Press comment and public and private statements of responsible Spanish officials indicate that the Spanish government will seek economic assistance, beyond the now-fulfilled economic portion of the over-all $465 million aid commitment to Spain, not only for supporting the military programs but for improving her economy generally. It should be noted that the U.S. has already committed itself to about $550 million aid to Spain, although this total is not entirely obligated in the technical sense, if the McCarran amendment aid, the P.L. 480 aid, and the wheat sale aid is added to the original commitment. The Spanish government may be expected to seek additional assistance in the form of grants rather than loans.
There are no agreed force goals or missions for the Spanish Armed Forces for use in U.S. policy and program planning, aside from limited MDA programming guidance developed unilaterally by the U.S. after taking into account the known views of the Spaniards.
The NSC is requested to review U.S. policy toward Spain (NSC 5418/1) particularly with respect to paragraphs 22, 27, 28 and 29 of this report which raise problems regarding the implications of: Spain’s association with NATO, potential problem of serious inflation, force goals and missions for Spanish armed forces, and the extent and purposes of U.S. aid to Spain.
  1. Source: Department of State, OCB Files: Lot 62 D 430, Spain 1954–55. Top Secret. A cover sheet; a May 17 memorandum by Elmer B. Staats, Executive Officer of the Operations Coordinating Board, transmitting the Report to the OCB; and a second memorandum by Staats, May 3, transmitting the Report to the National Security Council, are not printed.
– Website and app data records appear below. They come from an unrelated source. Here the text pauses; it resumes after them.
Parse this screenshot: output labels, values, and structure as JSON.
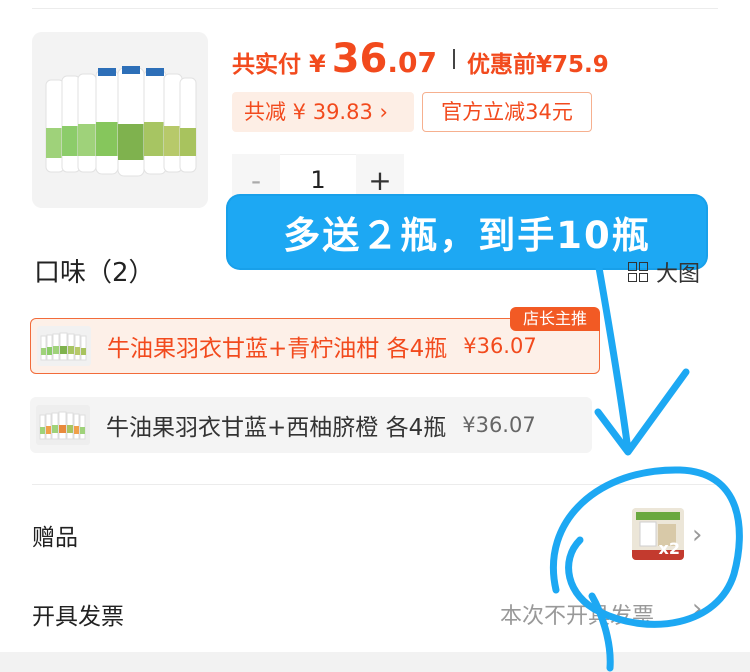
{
  "product": {
    "total_label": "共实付",
    "currency": "¥",
    "price_int": "36",
    "price_dec": ".07",
    "original_label": "优惠前",
    "original_price": "¥75.9",
    "saved_text": "共减 ¥ 39.83 ›",
    "official_discount": "官方立减34元"
  },
  "quantity": {
    "minus": "-",
    "value": "1",
    "plus": "+"
  },
  "promo_bubble": "多送２瓶，到手10瓶",
  "flavor": {
    "title": "口味（2）",
    "view_toggle": "大图",
    "options": [
      {
        "name": "牛油果羽衣甘蓝+青柠油柑  各4瓶",
        "price": "¥36.07",
        "badge": "店长主推",
        "selected": true
      },
      {
        "name": "牛油果羽衣甘蓝+西柚脐橙  各4瓶",
        "price": "¥36.07",
        "selected": false
      }
    ]
  },
  "gift": {
    "label": "赠品",
    "qty": "x2",
    "chevron": "›"
  },
  "invoice": {
    "label": "开具发票",
    "value": "本次不开具发票",
    "chevron": "›"
  },
  "colors": {
    "accent": "#f24a1d",
    "annotation": "#1da8f3"
  }
}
  2. For text of NSC 5418/1, see Foreign Relations, 1952–1954, vol. VI, Part 2, pp. 19801985.